What was their future? It was as glorious as the power and the promises of God. They were not to be desert nomads for ever with a base in this little city with its temple, quiet spectators as the rest of the world – mighty, world empires centred in Babylon and Athens and Rome, and later in London and in New York and Moscow and China – they did all the important things in the world. No! That was not the future for Jehovah’s people. They were not going to live out on a limb, or in a cul de sac which all the nations didn’t notice, or in some cave in the middle of the Sinai peninsula. These people who knew the Lord, whose hands were strong, who spoke the truth to one another, who loved truth and peace, to whom God gave joyful and glad occasions and happy festivals, these blessed people became the light of the world! Millions in all the world for the next two and a half millennia longed to have what they had, and millions today long for it still. We are not some fringe, out of date religion, utterly out of touch and irrelevant in the 21st century. We are one of the most powerful, vital contemporary movements in the world. Gospel Christianity is growing and growing all over the world. And this is what God promises to the people: “Many peoples and the inhabitants of many cities will yet come, and the inhabitants of one city will go to another and say, ‘Let us go at once to entreat the LORD and seek the LORD Almighty. I myself am going.’ And many peoples and powerful nations will come to Jerusalem to seek the LORD Almighty and to entreat him” (vv.20-22). So it is in the USA today and in Korea and Kenya and in China and so on. There are significant signs that even in our land there are people entreating and seeking the Lord. The last centuries have seen mighty turnings to God, and we long that there will be yet more such times.

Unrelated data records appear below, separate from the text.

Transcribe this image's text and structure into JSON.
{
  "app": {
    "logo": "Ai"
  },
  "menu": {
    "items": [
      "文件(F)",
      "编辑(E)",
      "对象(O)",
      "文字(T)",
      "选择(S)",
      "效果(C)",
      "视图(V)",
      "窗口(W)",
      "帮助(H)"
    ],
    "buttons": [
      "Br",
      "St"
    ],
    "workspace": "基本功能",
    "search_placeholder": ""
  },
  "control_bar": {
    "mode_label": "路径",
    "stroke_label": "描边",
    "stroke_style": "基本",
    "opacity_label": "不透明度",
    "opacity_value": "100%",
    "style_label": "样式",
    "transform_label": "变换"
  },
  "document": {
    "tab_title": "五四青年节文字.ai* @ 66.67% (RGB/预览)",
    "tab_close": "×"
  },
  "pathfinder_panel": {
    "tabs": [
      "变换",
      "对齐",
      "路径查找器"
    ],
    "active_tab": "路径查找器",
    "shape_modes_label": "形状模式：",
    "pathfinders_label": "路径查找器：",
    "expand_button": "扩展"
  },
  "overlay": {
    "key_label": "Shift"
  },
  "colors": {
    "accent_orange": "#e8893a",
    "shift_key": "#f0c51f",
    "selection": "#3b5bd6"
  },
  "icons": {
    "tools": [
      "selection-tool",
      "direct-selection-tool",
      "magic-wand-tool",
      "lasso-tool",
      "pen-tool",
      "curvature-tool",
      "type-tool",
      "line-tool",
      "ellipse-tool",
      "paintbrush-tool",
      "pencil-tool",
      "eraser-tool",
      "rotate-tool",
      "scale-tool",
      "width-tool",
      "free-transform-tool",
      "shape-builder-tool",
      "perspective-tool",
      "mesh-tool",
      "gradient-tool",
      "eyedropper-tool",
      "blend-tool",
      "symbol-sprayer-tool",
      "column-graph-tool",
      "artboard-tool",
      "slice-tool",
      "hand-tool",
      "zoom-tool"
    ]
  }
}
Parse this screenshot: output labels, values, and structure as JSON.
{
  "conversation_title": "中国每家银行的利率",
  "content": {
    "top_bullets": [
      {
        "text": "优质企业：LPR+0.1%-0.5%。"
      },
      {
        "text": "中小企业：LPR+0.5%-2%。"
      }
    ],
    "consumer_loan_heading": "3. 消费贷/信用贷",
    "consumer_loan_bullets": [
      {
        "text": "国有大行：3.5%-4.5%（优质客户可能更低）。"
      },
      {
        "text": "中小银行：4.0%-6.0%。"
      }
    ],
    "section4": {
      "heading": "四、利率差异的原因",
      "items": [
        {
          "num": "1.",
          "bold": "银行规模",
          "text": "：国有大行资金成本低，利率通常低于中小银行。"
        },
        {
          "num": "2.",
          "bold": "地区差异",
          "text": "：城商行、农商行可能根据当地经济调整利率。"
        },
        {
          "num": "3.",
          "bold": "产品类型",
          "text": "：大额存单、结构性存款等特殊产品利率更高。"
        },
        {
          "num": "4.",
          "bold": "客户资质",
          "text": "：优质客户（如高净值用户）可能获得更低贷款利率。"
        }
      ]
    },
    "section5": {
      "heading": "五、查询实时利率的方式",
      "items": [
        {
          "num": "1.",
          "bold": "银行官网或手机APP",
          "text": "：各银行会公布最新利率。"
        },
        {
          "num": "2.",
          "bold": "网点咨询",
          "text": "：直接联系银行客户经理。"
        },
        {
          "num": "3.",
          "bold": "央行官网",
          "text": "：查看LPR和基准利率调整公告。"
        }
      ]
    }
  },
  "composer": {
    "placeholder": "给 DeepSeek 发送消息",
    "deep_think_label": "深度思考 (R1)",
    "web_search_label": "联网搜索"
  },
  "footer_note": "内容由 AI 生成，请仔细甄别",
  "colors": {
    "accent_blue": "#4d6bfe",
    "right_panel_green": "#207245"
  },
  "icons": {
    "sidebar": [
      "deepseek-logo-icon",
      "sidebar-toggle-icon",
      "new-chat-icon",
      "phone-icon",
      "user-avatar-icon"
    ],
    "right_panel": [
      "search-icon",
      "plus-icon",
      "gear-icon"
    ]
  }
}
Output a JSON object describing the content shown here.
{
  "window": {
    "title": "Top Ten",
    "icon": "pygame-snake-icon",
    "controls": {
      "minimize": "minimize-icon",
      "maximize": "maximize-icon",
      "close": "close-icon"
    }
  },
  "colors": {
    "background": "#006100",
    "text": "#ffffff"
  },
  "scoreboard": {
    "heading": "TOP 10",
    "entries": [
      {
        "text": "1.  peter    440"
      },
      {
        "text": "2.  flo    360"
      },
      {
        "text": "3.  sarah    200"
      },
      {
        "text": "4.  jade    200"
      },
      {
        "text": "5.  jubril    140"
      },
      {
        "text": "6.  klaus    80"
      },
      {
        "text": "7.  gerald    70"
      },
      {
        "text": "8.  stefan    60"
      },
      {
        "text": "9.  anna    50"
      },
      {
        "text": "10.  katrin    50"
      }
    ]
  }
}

So this chapter containing synopses of ten sermons of Zechariah finally comes to an end. These people growing within the ruined city into new hope and expectation are led by the prophet to see a glorious future lying before the cause of the Lord and his Son our Messiah. Who amongst them would have dreamed that these prophecies of Zechariah would have become as enduring as they have, that in two and a half millennia there would a hundred people 5,000 miles away in Wales who would spend around 20 Sabbath mornings studying these sermons of Zechariah and being blessed by them. We are no ghetto. We are men and women from across Europe, and Jordan, and America, and Africa and the islands of the Pacific – we gather here and hear of the great promises God made to Zechariah. The word of the Lord endures for ever. This is what Jehovah promises: “In those days ten men from all languages and nations will take firm hold of one Jew by the hem of his robe and say, Let us go with you, because we have heard that God is with you” (v.23).

How we advertise and invite and arrange our special meetings and cook food and pray for people to come, and on the night we find one stranger, or two visitors, and we rejoice to see them, and then we long that in them there should be some soul thirst for Jesus Christ. How rarely we do see it. We almost suggest that they would be doing God a favour if they turned from their unbelief and trusted in him. How different it will be when the Spirit of God begins to work in the lives of men and women as he did at Pentecost. Three thousand people pleading, “Let us go with you. Can we please go to hear of Jesus Christ and his wonderful love? We have heard that when you meet together that God is there too. He is with you. Can we go and meet with him in repentance for our lives of sinning, entrusting ourselves to his mercy? Please can we go with you,” and they take us by the jacket, or they hold our hands and are determined to accompany us to the place where God is. Then with a cheerful zeal we haste to Zion’s hill and there our vows and homage pay. May we see such blessed days! May we know that such days have come to some favoured parts of the world today. When we do then we cry, “While on others Thou art calling, do not pass us by.”

16th February 2014   GEOFF THOMAS